**Work instruction:**
Could you count the lines in the data that contain "JSON"? Reply with the number only.
---------- Information ----------
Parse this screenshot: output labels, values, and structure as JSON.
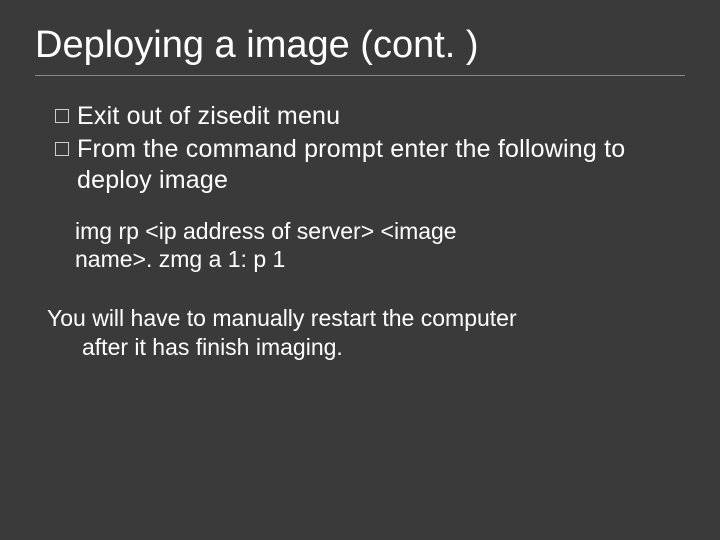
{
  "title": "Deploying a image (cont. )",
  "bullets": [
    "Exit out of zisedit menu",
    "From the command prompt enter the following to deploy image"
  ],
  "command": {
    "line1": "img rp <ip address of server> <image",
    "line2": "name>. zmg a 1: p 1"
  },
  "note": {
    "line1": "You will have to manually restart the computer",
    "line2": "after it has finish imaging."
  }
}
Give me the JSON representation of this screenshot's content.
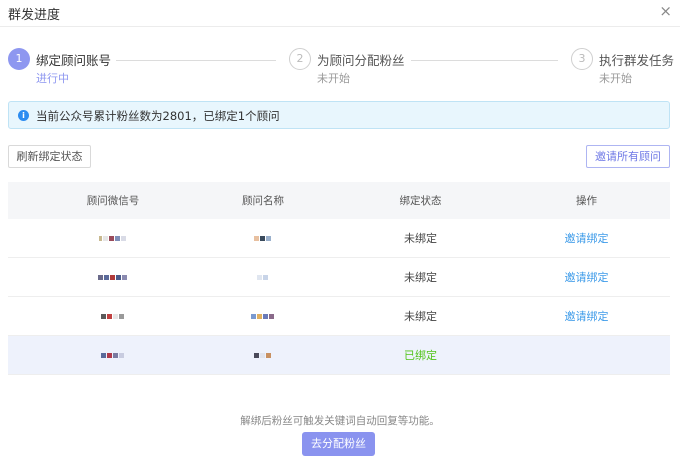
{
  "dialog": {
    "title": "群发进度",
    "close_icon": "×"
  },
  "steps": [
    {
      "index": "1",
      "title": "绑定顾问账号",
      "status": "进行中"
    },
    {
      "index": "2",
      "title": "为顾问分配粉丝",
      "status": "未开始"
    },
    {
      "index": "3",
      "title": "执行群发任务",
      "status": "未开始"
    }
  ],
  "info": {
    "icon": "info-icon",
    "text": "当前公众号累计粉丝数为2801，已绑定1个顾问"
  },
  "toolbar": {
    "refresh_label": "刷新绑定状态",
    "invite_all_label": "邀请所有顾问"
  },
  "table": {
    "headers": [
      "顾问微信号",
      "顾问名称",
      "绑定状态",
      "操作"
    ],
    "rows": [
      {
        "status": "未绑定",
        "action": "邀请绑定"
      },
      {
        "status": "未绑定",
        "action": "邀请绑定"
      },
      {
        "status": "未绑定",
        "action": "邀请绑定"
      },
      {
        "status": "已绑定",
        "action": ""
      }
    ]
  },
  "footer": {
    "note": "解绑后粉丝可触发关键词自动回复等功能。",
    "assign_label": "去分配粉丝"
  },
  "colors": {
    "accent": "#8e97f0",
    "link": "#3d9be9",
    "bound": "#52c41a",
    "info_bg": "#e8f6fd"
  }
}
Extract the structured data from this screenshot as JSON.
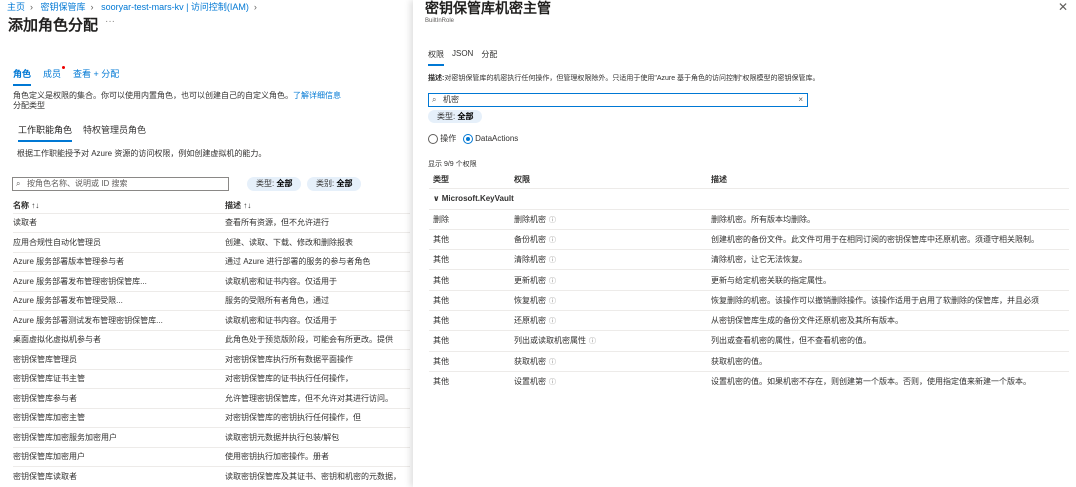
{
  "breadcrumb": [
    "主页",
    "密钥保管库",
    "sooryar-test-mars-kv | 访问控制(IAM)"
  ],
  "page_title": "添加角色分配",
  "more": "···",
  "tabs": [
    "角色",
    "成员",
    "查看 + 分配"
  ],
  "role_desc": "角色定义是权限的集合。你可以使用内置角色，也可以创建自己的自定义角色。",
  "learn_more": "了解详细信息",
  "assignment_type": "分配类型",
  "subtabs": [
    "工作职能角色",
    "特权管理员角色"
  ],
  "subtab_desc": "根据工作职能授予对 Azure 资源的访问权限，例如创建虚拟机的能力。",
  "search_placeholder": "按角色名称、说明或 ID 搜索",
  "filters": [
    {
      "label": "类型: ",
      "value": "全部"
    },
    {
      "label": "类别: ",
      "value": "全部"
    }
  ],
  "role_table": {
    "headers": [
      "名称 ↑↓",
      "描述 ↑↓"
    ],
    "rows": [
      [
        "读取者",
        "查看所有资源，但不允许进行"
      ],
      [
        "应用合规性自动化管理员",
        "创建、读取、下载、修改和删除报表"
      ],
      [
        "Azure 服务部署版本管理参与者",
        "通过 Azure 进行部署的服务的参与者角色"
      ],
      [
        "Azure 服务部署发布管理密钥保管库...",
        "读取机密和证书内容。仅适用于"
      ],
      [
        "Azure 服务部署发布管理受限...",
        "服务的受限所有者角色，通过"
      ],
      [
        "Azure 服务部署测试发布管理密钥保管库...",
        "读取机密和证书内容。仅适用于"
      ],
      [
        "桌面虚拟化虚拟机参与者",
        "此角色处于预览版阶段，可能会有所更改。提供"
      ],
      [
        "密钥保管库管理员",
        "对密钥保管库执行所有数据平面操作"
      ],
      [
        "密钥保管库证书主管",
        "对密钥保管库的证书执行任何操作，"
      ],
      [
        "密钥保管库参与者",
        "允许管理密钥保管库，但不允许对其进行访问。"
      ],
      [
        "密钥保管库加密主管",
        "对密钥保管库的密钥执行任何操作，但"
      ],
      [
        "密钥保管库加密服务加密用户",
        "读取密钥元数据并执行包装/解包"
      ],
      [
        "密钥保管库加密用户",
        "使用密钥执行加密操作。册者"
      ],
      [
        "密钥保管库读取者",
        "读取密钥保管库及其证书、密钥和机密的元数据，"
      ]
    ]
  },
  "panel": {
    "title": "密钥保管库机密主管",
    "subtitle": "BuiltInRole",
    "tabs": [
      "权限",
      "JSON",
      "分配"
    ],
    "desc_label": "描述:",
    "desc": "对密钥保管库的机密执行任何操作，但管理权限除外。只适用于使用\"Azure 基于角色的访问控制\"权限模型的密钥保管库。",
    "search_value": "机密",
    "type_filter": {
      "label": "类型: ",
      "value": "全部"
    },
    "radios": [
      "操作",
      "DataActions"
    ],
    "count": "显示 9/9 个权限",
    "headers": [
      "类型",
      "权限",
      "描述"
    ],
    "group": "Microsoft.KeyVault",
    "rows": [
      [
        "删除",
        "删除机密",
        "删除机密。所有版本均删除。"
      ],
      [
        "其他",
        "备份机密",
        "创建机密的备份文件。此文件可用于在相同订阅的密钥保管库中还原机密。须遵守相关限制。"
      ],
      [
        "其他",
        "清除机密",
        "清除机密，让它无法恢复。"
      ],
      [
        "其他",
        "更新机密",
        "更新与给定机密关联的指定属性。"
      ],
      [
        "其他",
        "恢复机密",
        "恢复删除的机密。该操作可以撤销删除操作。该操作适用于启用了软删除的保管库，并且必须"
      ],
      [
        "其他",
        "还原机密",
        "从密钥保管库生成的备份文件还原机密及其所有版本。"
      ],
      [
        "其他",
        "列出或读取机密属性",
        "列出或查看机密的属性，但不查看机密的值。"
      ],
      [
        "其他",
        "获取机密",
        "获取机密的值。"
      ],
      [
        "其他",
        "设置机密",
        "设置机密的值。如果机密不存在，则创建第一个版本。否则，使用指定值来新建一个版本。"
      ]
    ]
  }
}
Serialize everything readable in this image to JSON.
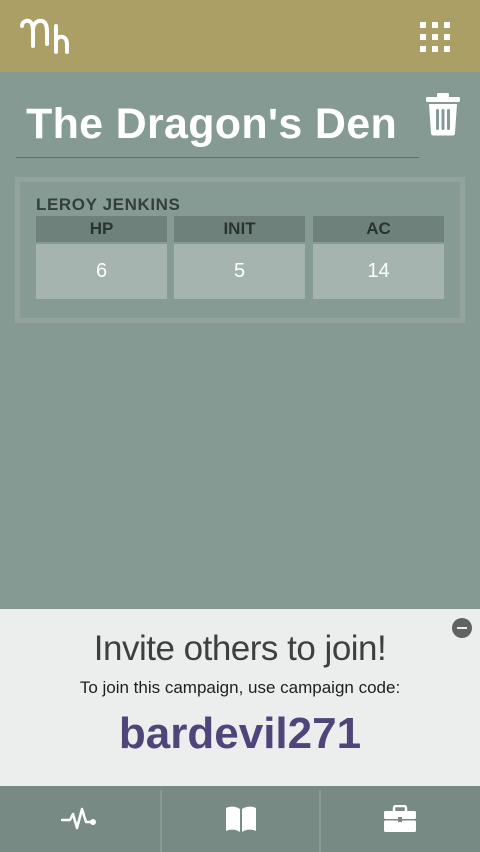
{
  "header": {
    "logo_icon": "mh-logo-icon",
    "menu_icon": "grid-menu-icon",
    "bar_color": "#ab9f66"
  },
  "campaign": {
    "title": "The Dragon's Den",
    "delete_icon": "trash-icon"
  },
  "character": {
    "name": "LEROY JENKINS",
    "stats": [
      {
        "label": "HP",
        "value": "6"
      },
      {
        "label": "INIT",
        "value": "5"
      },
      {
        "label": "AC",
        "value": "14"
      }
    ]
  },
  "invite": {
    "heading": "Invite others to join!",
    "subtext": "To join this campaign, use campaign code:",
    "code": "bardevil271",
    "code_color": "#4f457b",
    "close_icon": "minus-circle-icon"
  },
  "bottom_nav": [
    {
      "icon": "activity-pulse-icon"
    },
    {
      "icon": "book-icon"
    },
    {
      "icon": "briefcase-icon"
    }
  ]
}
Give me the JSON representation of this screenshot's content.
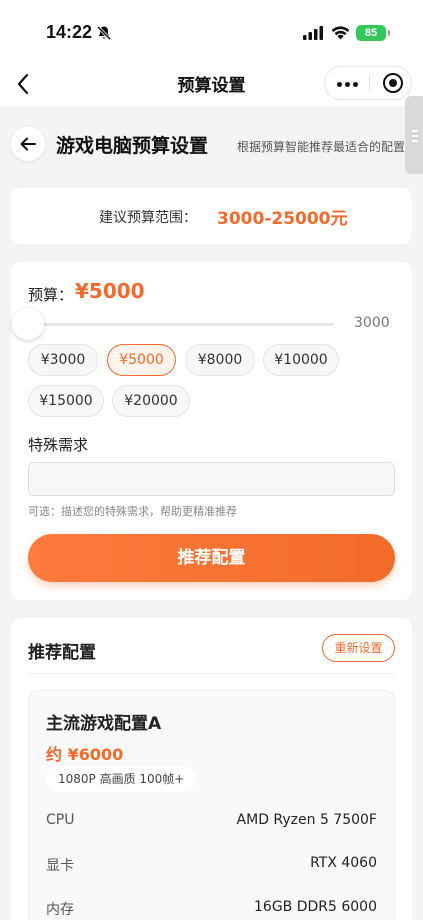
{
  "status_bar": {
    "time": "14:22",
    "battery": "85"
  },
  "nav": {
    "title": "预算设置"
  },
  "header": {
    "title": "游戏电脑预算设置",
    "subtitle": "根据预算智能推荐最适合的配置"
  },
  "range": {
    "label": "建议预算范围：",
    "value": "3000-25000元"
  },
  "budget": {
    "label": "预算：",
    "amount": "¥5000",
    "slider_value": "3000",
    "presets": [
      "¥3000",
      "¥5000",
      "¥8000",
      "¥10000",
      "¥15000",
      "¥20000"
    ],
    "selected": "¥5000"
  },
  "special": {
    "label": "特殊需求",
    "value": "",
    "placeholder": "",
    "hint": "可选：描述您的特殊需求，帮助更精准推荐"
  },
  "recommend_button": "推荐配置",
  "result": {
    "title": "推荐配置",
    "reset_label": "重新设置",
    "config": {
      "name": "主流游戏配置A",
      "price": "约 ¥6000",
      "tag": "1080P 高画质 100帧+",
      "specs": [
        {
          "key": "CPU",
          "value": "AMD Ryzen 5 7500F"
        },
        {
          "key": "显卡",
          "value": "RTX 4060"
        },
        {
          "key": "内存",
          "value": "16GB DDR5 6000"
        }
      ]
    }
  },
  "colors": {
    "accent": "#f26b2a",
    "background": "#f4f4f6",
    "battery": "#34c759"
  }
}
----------
**Completed task:**
6